Burning and itching sensations in the skin frequently occur together. The interaction of these unpleasant sensations is complex but appears to be at least partially based on shared chemical and physical triggers. Additionally, itchiness typically leads to scratching, which can damage the skin and lead to mixed burning and itching sensations. The extensive list of possible causes of these symptoms are broadly divided into those associated with a skin abnormality and subsequent inflammation versus those that are not related to a skin abnormality.
Skin Infections and Infestations
Itchiness and burning frequently accompany skin infections and infestations. These sensations occur due to inflammation of the skin. A few of the most common or well known examples include:
- Folliculitis (infection of the hair follicles)
- Vaginal yeast infections
- Jock itch
- Athlete's foot
- Head and pubic lice
- Scabies (an infestation with itch mites)
Itchiness, possibly accompanied by burning, is a key feature of several skin disorders. Again, these sensations are triggered by inflammation of the skin. Some of the most common skin disorders associated with these skin symptoms include:
- Atopic dermatitis (also known as hereditary eczema): This chronic skin condition tends to preferentially affect the neck, face, and the skin folds of the elbows and knees.
- Contact dermatitis: This itchy skin rash occurs at sites of direct contact with an irritating or allergy-provoking substance.
- Psoriasis: This immune-mediated skin condition causes an increased rate of skin turnover leading to sore skin patches that typically itch and might burn.
Other skin disorders that characteristically cause itchiness and possibly burning include seborrheic dermatitis, neurodermatitis, lichen planus and dermatitis herpetiformis, a skin condition that develops in 15 to 25 percent of people with celiac disease (gluten-sensitive enteropathy).
A wide and diverse range of medical diseases and disorders can potentially cause chronic itchiness that may be accompanied by a burning sensation. Some of the more common and familiar examples include:
- Liver disease, especially disorders associated with obstructed bile flow
- Advanced kidney disease and kidney failure
- Diabetes mellitus
- Thyroid disease, including both hypothyroidism and hyperthyroidism
- Iron deficiency anemia or iron overload (hemochromatosis)
- Leukemia, lymphoma and multiple myeloma

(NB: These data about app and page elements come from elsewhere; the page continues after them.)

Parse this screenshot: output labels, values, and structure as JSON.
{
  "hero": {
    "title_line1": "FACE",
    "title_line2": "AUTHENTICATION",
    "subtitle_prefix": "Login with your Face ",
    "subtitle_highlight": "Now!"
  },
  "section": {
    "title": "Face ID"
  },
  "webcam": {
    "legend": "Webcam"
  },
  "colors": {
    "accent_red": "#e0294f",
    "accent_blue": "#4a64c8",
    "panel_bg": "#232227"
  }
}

- Cancer of the lung, colon, breast, prostate, brain, uterus, cervix or stomach
- Multiple sclerosis
- Brain tumor
- Nerve compression
- Herpes infections, including oral and genital herpes, chickenpox and shingles

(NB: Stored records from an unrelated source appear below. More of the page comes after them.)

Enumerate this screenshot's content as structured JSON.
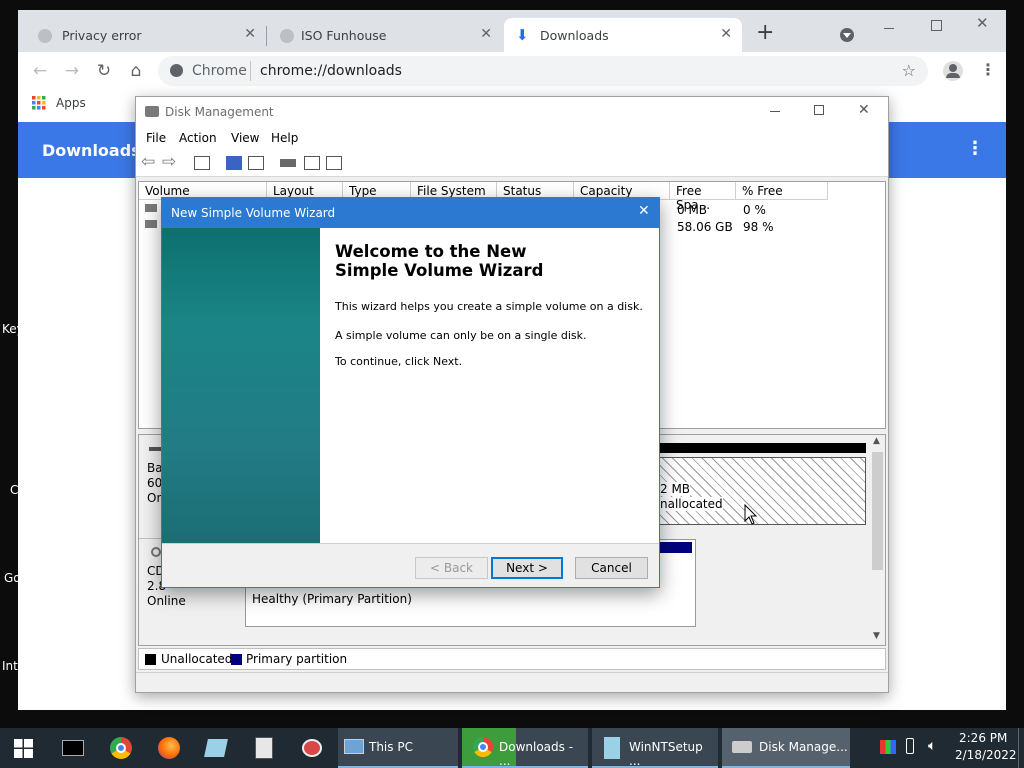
{
  "desktop": {
    "labels": [
      "Key",
      "C",
      "Go",
      "Int"
    ]
  },
  "chrome": {
    "tabs": [
      {
        "title": "Privacy error"
      },
      {
        "title": "ISO Funhouse"
      },
      {
        "title": "Downloads"
      }
    ],
    "new_tab_symbol": "+",
    "omnibox": {
      "scheme_label": "Chrome",
      "url": "chrome://downloads"
    },
    "bookmarks": {
      "apps_label": "Apps"
    },
    "page_title": "Downloads"
  },
  "disk_management": {
    "title": "Disk Management",
    "menu": [
      "File",
      "Action",
      "View",
      "Help"
    ],
    "columns": [
      "Volume",
      "Layout",
      "Type",
      "File System",
      "Status",
      "Capacity",
      "Free Spa...",
      "% Free"
    ],
    "rows": [
      {
        "free_space": "0 MB",
        "pct_free": "0 %"
      },
      {
        "free_space": "58.06 GB",
        "pct_free": "98 %"
      }
    ],
    "disk0": {
      "line1": "Ba",
      "line2": "60.",
      "line3": "On"
    },
    "disk0_unalloc": {
      "size": "2 MB",
      "label": "nallocated"
    },
    "cdrom": {
      "line1": "CD",
      "line2": "2.8",
      "line3": "Online"
    },
    "cdrom_partition": {
      "status": "Healthy (Primary Partition)"
    },
    "legend": {
      "unallocated": "Unallocated",
      "primary": "Primary partition"
    },
    "colors": {
      "unallocated": "#000000",
      "primary": "#00007f"
    }
  },
  "wizard": {
    "title": "New Simple Volume Wizard",
    "heading": "Welcome to the New Simple Volume Wizard",
    "para1": "This wizard helps you create a simple volume on a disk.",
    "para2": "A simple volume can only be on a single disk.",
    "para3": "To continue, click Next.",
    "back_label": "< Back",
    "next_label": "Next >",
    "cancel_label": "Cancel"
  },
  "taskbar": {
    "items": [
      {
        "label": "This PC"
      },
      {
        "label": "Downloads - ..."
      },
      {
        "label": "WinNTSetup ..."
      },
      {
        "label": "Disk Manage..."
      }
    ],
    "time": "2:26 PM",
    "date": "2/18/2022"
  }
}
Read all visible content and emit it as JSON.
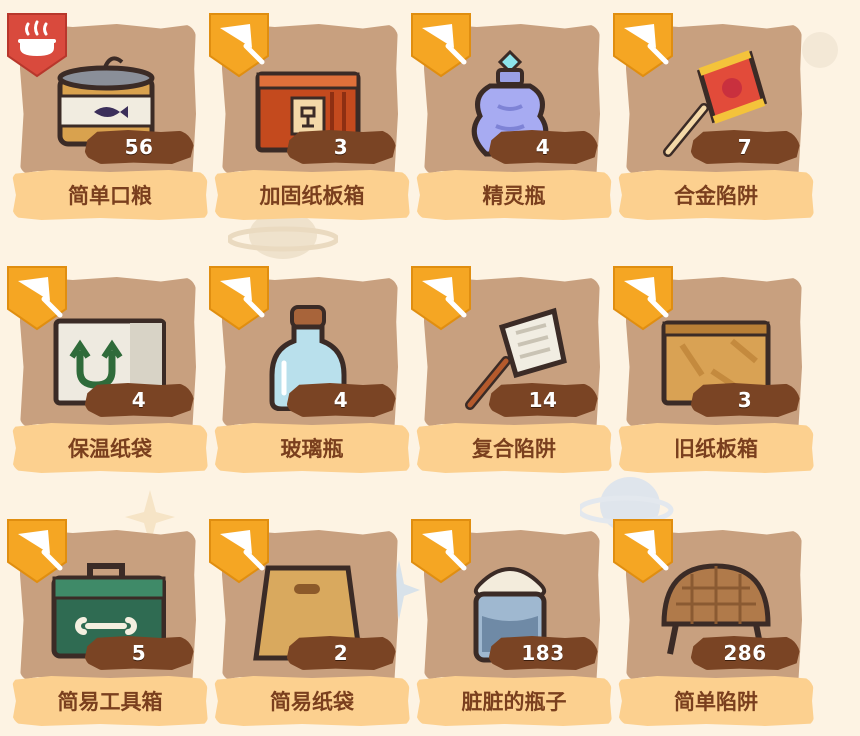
{
  "items": [
    {
      "name": "简单口粮",
      "count": "56",
      "tag": "food-pot-icon",
      "icon": "canned-food-icon"
    },
    {
      "name": "加固纸板箱",
      "count": "3",
      "tag": "net-icon",
      "icon": "reinforced-box-icon"
    },
    {
      "name": "精灵瓶",
      "count": "4",
      "tag": "net-icon",
      "icon": "spirit-bottle-icon"
    },
    {
      "name": "合金陷阱",
      "count": "7",
      "tag": "net-icon",
      "icon": "alloy-trap-icon"
    },
    {
      "name": "保温纸袋",
      "count": "4",
      "tag": "net-icon",
      "icon": "insulated-bag-icon"
    },
    {
      "name": "玻璃瓶",
      "count": "4",
      "tag": "net-icon",
      "icon": "glass-bottle-icon"
    },
    {
      "name": "复合陷阱",
      "count": "14",
      "tag": "net-icon",
      "icon": "composite-trap-icon"
    },
    {
      "name": "旧纸板箱",
      "count": "3",
      "tag": "net-icon",
      "icon": "old-box-icon"
    },
    {
      "name": "简易工具箱",
      "count": "5",
      "tag": "net-icon",
      "icon": "toolbox-icon"
    },
    {
      "name": "简易纸袋",
      "count": "2",
      "tag": "net-icon",
      "icon": "paper-bag-icon"
    },
    {
      "name": "脏脏的瓶子",
      "count": "183",
      "tag": "net-icon",
      "icon": "dirty-bottle-icon"
    },
    {
      "name": "简单陷阱",
      "count": "286",
      "tag": "net-icon",
      "icon": "simple-trap-icon"
    }
  ],
  "colors": {
    "background": "#fdf3e3",
    "panel": "#c8a07f",
    "label": "#fcd08f",
    "label_text": "#7a3f1e",
    "count_bg": "#7a4424",
    "tag_orange": "#f5a623",
    "tag_red": "#d94a3d"
  }
}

Next Steps and Treatment
Short-term, localized burning and itching of the skin caused by something obvious -- such as bee or wasp sting, or getting into some poison ivy -- can usually be managed at home with over-the-counter topical treatments. Persistent or unexplained burning and itching sensations, however, requires medical evaluation. This is particularly important if your skin sensations are accompanied by other signs and symptoms, which might include:
- New rash, with or without blisters
- Fever, chills or shivering
- Unexplained change in weight
- Flu-like symptoms
- Abdominal pain or bloating
- Frequent or persistent diarrhea
- Painful urination, or a change in the amount of urine produced
- Weakness or clumsiness
An accurate diagnosis is the first step in alleviating these troublesome symptoms. Treatment depends on the underlying cause of your discomfort and might include topical creams or ointments, oral medication, or a combination of these and possibly other therapies. When itchiness and burning is caused by a medical disorder, effective treatment of the underlying condition often alleviates these symptoms.
Reviewed and revised by: Tina M. St. John, M.D.
- Annual Review of Biophysics: Itch Mechanisms and Circuits
- Annals of Dermatology: Chronic Pruritus: Clinics and Treatment
- American Family Physician: A Diagnostic Approach to Pruritus
- Patient Professional Reference: Itching
- Cleveland Clinic Center for Continuing Education: Pruritus
- Merck Manual Professional Version: Dermatitis Herpetiformis